abstract green and teal background pattern

Healthy, Sexual Beings

By Robert Wm. Blum

Sex is not a public health "problem." Sex is a gift, a mystery, an expression of warmth and affection. Sex is a means of procreation, a way of meeting physiological and emotional needs.

Sex, however, is not without risks. Unwanted and mistimed pregnancies, HIV/AIDS and a host of other sexually transmitted infections (STIs) like gonorrhea and chlamydia are just a few health risks that can result from sex. And these risks can be exacerbated by societal attitudes and customs. Consider female genital cutting, child marriage and prohibitions on comprehensive sex education. With heartbreaking frequency, the consequences are sterility, obstetric fistula, school failure or death.

Before we can improve sexual health, we first must understand how the very nature of sexual risk has changed in recent years. Step back in time to, say, the mid-19th century. In the U.S. and Europe, less than 10 percent of the population lived in cities. Most people made their living from farming. The average age of menarche (a girl's first menstrual period) was greater than 15 years.
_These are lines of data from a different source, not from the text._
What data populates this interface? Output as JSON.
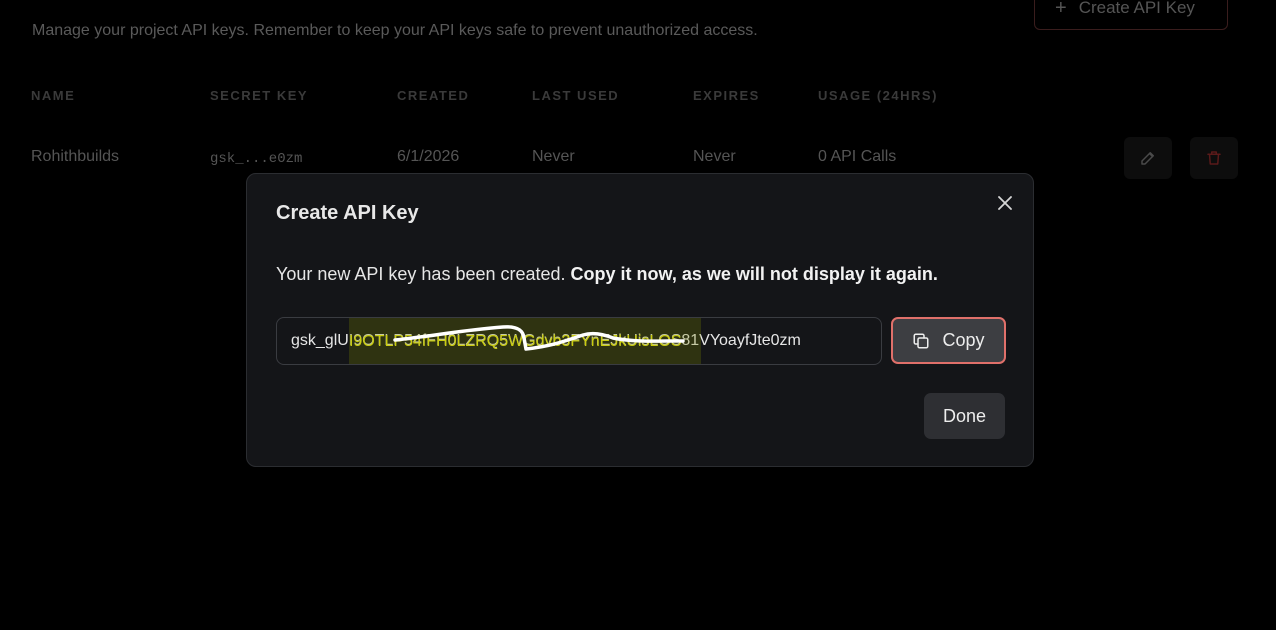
{
  "background": {
    "description": "Manage your project API keys. Remember to keep your API keys safe to prevent unauthorized access.",
    "create_button_label": "Create API Key",
    "columns": [
      "NAME",
      "SECRET KEY",
      "CREATED",
      "LAST USED",
      "EXPIRES",
      "USAGE (24HRS)"
    ],
    "rows": [
      {
        "name": "Rohithbuilds",
        "secret_key": "gsk_...e0zm",
        "created": "6/1/2026",
        "last_used": "Never",
        "expires": "Never",
        "usage": "0 API Calls"
      }
    ]
  },
  "modal": {
    "title": "Create API Key",
    "message_plain": "Your new API key has been created.",
    "message_bold": "Copy it now, as we will not display it again.",
    "key_value": "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",
    "redacted_overlay_text": "I9OTLP54fFH0LZRQ5WGdvb3FYnEJkUisLOS",
    "copy_label": "Copy",
    "done_label": "Done"
  },
  "colors": {
    "modal_bg": "#141518",
    "copy_border": "#e0706a",
    "redaction": "#c9cc10"
  },
  "icons": [
    "plus-icon",
    "edit-icon",
    "trash-icon",
    "close-icon",
    "copy-icon"
  ]
}
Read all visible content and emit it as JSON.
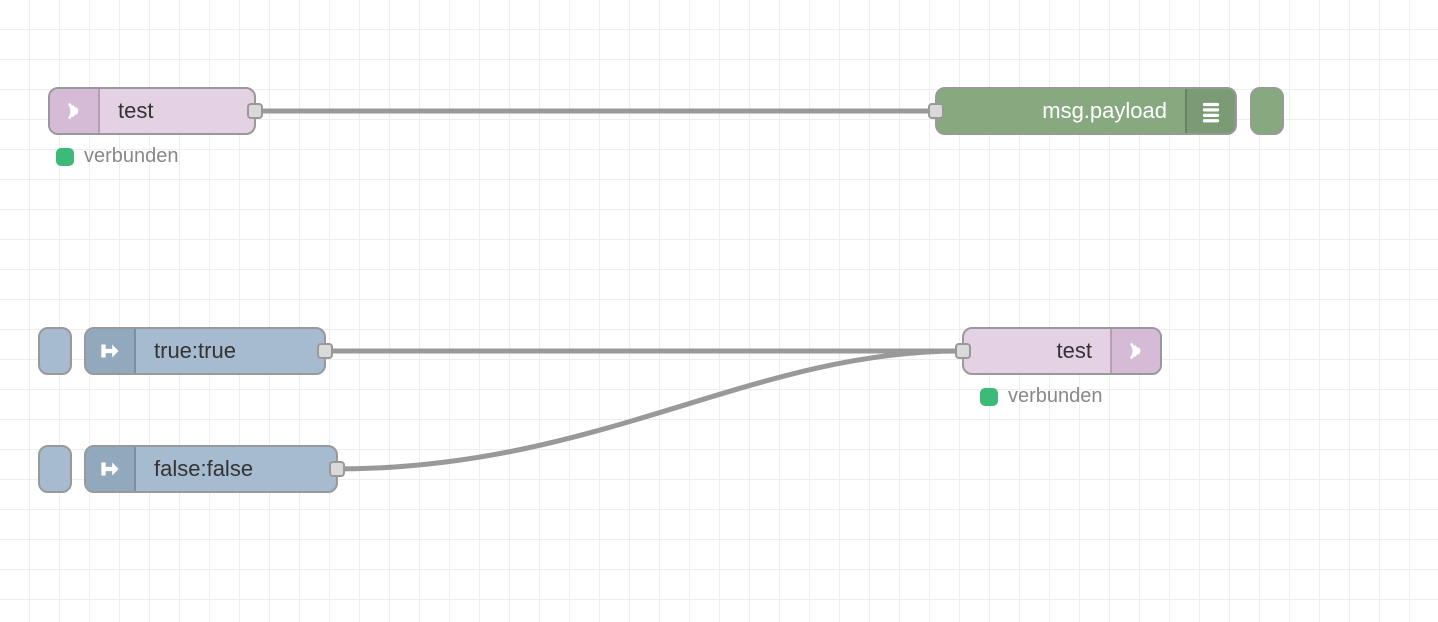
{
  "nodes": {
    "mqtt_in": {
      "label": "test",
      "status": "verbunden",
      "type": "mqtt-in"
    },
    "debug": {
      "label": "msg.payload",
      "type": "debug"
    },
    "inject_true": {
      "label": "true:true",
      "type": "inject"
    },
    "inject_false": {
      "label": "false:false",
      "type": "inject"
    },
    "mqtt_out": {
      "label": "test",
      "status": "verbunden",
      "type": "mqtt-out"
    }
  },
  "colors": {
    "status_connected": "#3eba78",
    "wire": "#999999"
  },
  "wires": [
    {
      "from": "mqtt_in",
      "to": "debug"
    },
    {
      "from": "inject_true",
      "to": "mqtt_out"
    },
    {
      "from": "inject_false",
      "to": "mqtt_out"
    }
  ]
}
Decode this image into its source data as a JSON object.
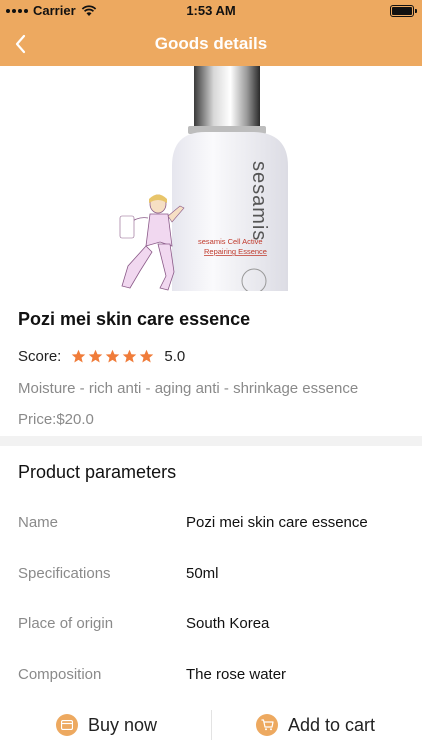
{
  "status": {
    "carrier": "Carrier",
    "time": "1:53 AM"
  },
  "nav": {
    "title": "Goods details"
  },
  "product": {
    "name": "Pozi mei skin care essence",
    "score_label": "Score:",
    "score_value": "5.0",
    "rating": 5,
    "description": "Moisture - rich anti - aging anti - shrinkage essence",
    "price": "Price:$20.0",
    "image_brand": "sesamis",
    "image_line1": "sesamis Cell Active",
    "image_line2": "Repairing Essence"
  },
  "params": {
    "title": "Product parameters",
    "rows": [
      {
        "key": "Name",
        "value": "Pozi mei skin care essence"
      },
      {
        "key": "Specifications",
        "value": "50ml"
      },
      {
        "key": "Place of origin",
        "value": "South Korea"
      },
      {
        "key": "Composition",
        "value": "The rose water"
      }
    ]
  },
  "actions": {
    "buy": "Buy now",
    "cart": "Add to cart"
  },
  "colors": {
    "accent": "#eda960",
    "star": "#f07c3a"
  }
}
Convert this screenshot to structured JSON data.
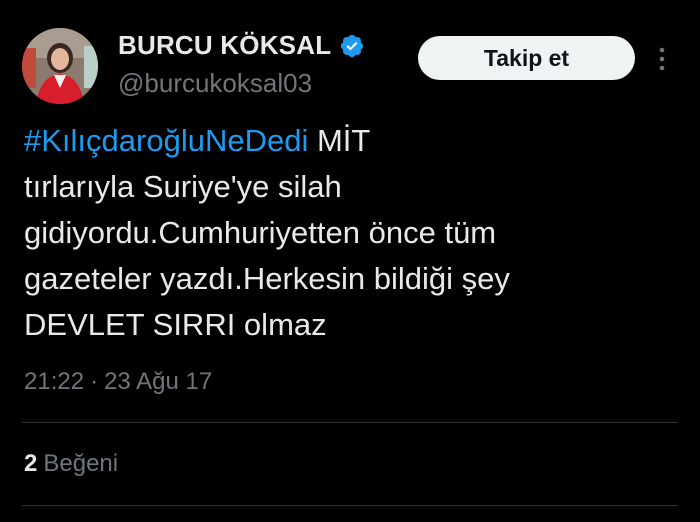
{
  "author": {
    "display_name": "BURCU KÖKSAL",
    "handle": "@burcukoksal03",
    "verified": true,
    "avatar_icon": "profile-photo"
  },
  "actions": {
    "follow_label": "Takip et",
    "more_icon": "more-vertical-icon"
  },
  "tweet": {
    "hashtag": "#KılıçdaroğluNeDedi",
    "line1_rest": " MİT",
    "line2": "tırlarıyla Suriye'ye silah",
    "line3": "gidiyordu.Cumhuriyetten önce tüm",
    "line4": "gazeteler yazdı.Herkesin bildiği şey",
    "line5": "DEVLET SIRRI olmaz"
  },
  "meta": {
    "time": "21:22",
    "separator": "·",
    "date": "23 Ağu 17"
  },
  "stats": {
    "likes_count": "2",
    "likes_label": "Beğeni"
  },
  "colors": {
    "background": "#000000",
    "text": "#e7e9ea",
    "secondary": "#71767b",
    "link": "#1d9bf0",
    "verified": "#1d9bf0",
    "button_bg": "#eff3f4"
  }
}
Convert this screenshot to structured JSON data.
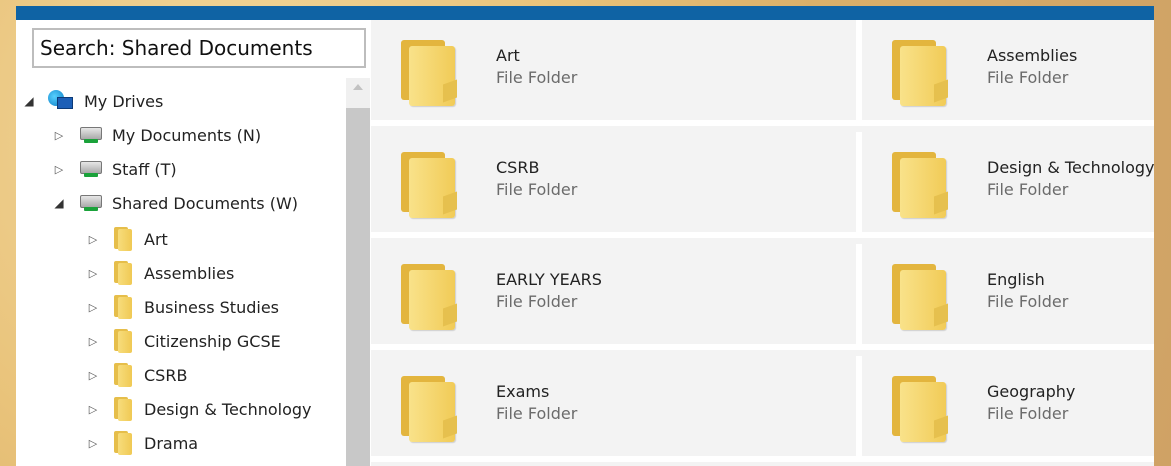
{
  "search": {
    "text": "Search: Shared Documents"
  },
  "tree": {
    "root": {
      "label": "My Drives",
      "icon": "globe-network-icon",
      "expanded": true
    },
    "drives": [
      {
        "label": "My Documents (N)",
        "icon": "network-drive-icon",
        "expanded": false
      },
      {
        "label": "Staff (T)",
        "icon": "network-drive-icon",
        "expanded": false
      },
      {
        "label": "Shared Documents (W)",
        "icon": "network-drive-icon",
        "expanded": true
      }
    ],
    "folders": [
      {
        "label": "Art"
      },
      {
        "label": "Assemblies"
      },
      {
        "label": "Business Studies"
      },
      {
        "label": "Citizenship GCSE"
      },
      {
        "label": "CSRB"
      },
      {
        "label": "Design & Technology"
      },
      {
        "label": "Drama"
      }
    ]
  },
  "grid": {
    "tiles": [
      {
        "name": "Art",
        "type": "File Folder"
      },
      {
        "name": "Assemblies",
        "type": "File Folder"
      },
      {
        "name": "CSRB",
        "type": "File Folder"
      },
      {
        "name": "Design & Technology",
        "type": "File Folder"
      },
      {
        "name": "EARLY YEARS",
        "type": "File Folder"
      },
      {
        "name": "English",
        "type": "File Folder"
      },
      {
        "name": "Exams",
        "type": "File Folder"
      },
      {
        "name": "Geography",
        "type": "File Folder"
      }
    ]
  },
  "colors": {
    "title_bar": "#0f63a4",
    "folder": "#f1cb57"
  }
}
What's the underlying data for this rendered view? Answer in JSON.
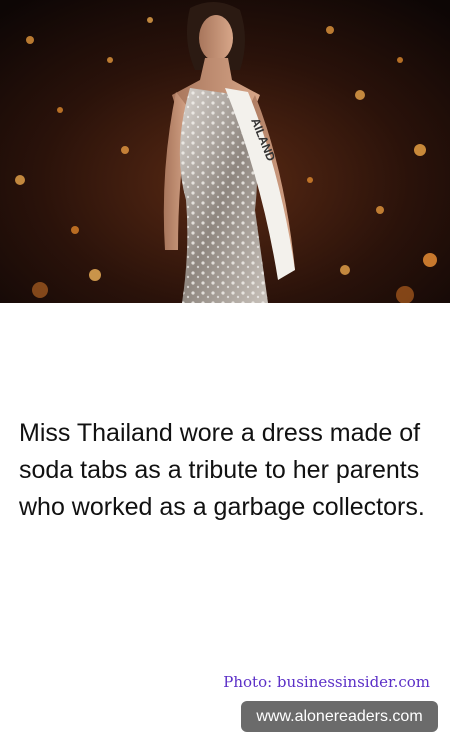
{
  "photo": {
    "subject": "pageant-contestant-photo",
    "sash_text": "AILAND"
  },
  "caption": {
    "text": "Miss Thailand wore a dress made of soda tabs as a tribute to her parents who worked as a garbage collectors."
  },
  "credit": {
    "text": "Photo: businessinsider.com"
  },
  "watermark": {
    "text": "www.alonereaders.com"
  }
}
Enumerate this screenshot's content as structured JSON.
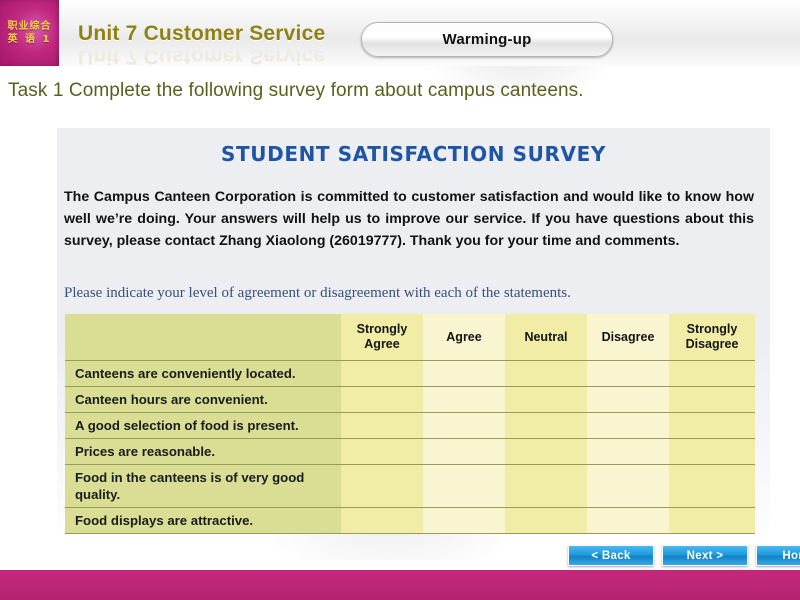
{
  "header": {
    "logo_line1": "职业综合",
    "logo_line2": "英 语 1",
    "unit_title": "Unit 7 Customer Service",
    "section_button": "Warming-up",
    "accent_magenta": "#c4277c",
    "title_color": "#8f8214"
  },
  "task": {
    "line": "Task 1 Complete the following survey form about campus  canteens.",
    "color": "#59601f"
  },
  "survey": {
    "title": "STUDENT SATISFACTION SURVEY",
    "title_color": "#1f55a5",
    "body": "The Campus Canteen Corporation is committed to customer satisfaction and would like to know how well we’re doing. Your answers will help us to improve our service. If you have questions about this survey, please contact Zhang Xiaolong (26019777). Thank you for your time and comments.",
    "note": "Please indicate your level of agreement or disagreement with each of the statements.",
    "note_color": "#3a4f7a",
    "table": {
      "columns": [
        "",
        "Strongly Agree",
        "Agree",
        "Neutral",
        "Disagree",
        "Strongly Disagree"
      ],
      "rows": [
        "Canteens are conveniently located.",
        "Canteen hours are convenient.",
        "A good selection of food is present.",
        "Prices are reasonable.",
        "Food in the canteens is of very good quality.",
        "Food displays are attractive."
      ],
      "header_fill": "#f0eda6",
      "label_fill": "#d9de94",
      "cell_fill_a": "#f1eda6",
      "cell_fill_b": "#f8f5d0",
      "grid_color": "#9a9b5a"
    }
  },
  "nav": {
    "back": "< Back",
    "next": "Next >",
    "home": "Home",
    "color": "#1f9bdd"
  }
}
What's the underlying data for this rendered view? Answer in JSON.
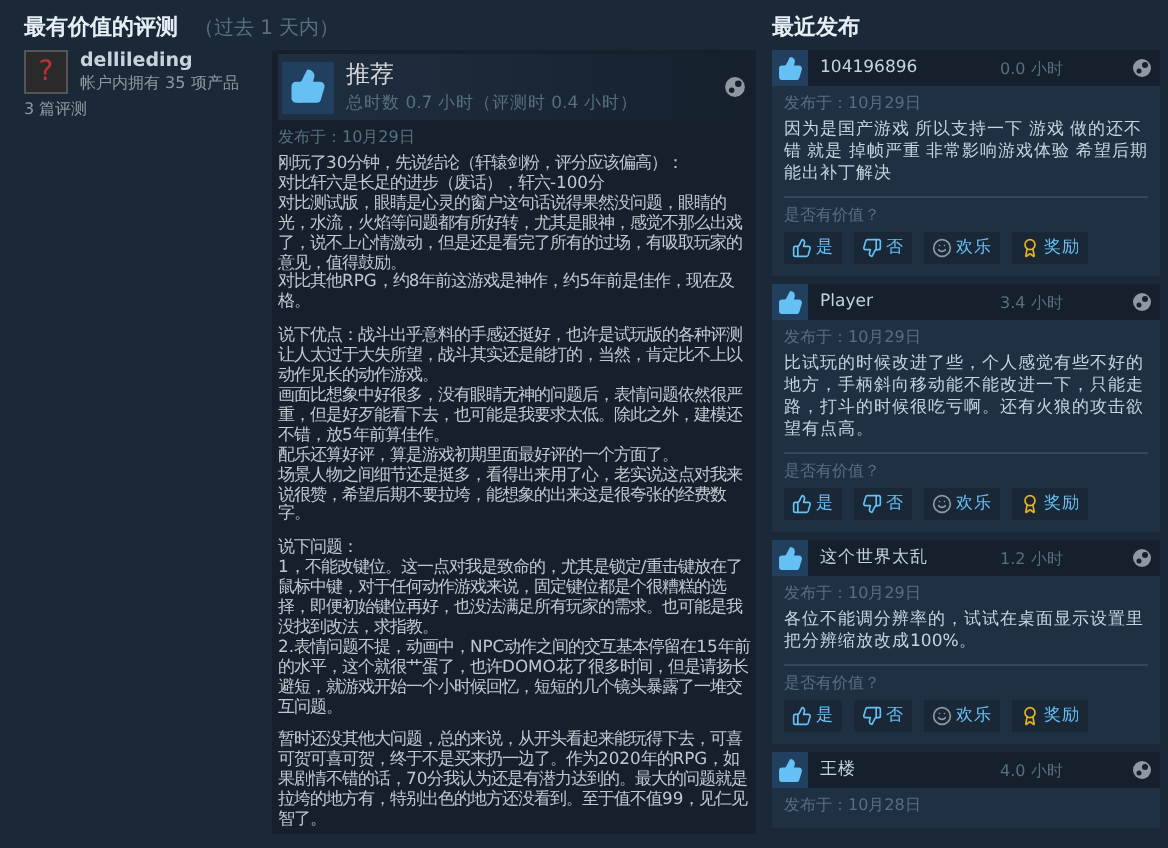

Both women and men in the U.S. married before their 20th birthdays. Very few women had any opportunity to attend university or obtain a professional job.

Today, all that has changed. The average age of menarche in the industrialized world is approximately 12.5 years and in much of the developing world it is rapidly declining to that level (due primarily to improved nutrition and sanitation). In the U.S., women now marry on average at age 25.5 and men two years later (in much of Europe, men and women are over 30 before they decide to wed). More than half of the population lives in cities, nearly 40 percent of the population graduates from colleges, and more than 80 percent of women are in the workforce. Similar trends are emerging throughout the developing world.

While most of these changes are welcome and create new opportunities, we must also recognize they have opened a much wider window of sexual risk. Young people today have more years to be sexually active before marriage and fewer social and family conventions to restrict their number of sexual partners, thus putting them at greater risk for STIs.

When schooling was relatively rare and an agricultural-based life more common, pregnancy was not especially socially disruptive. Today, the declining age of menarche coupled with the rising age of marriage means that more young people risk pregnancy before marriage than ever before. And globalization's rising premium placed on education only magnifies an early pregnancy's effects on a young person's life trajectory. In many countries, pregnant girls cannot remain in school, so abortion is increasingly seen as a viable option even in countries where it is illegal. (Worldwide, disruption to one's education is the primary reason for seeking abortion.) Where abortion is clandestine, it is a leading cause of death in women who are pregnant or delivering.

So, what are we in public health to do? The answer is to do what we have always done: Work at the interface of behavior and society to minimize risk and negative outcomes. We help sex workers to decrease the risk of STIs and their consequences. We work with men who have sex with men to increase condom use and diminish the risk of HIV/AIDS. We work with schools and policymakers to institute evidence-based sex education to give young people lifesaving knowledge.

What shouldn't we do? We should not stigmatize sex. We should not make sex the "problem." That's counterintuitive. That's counter to reality. After all, we are sexual beings. We just need to make sure we stay healthy, sexual beings.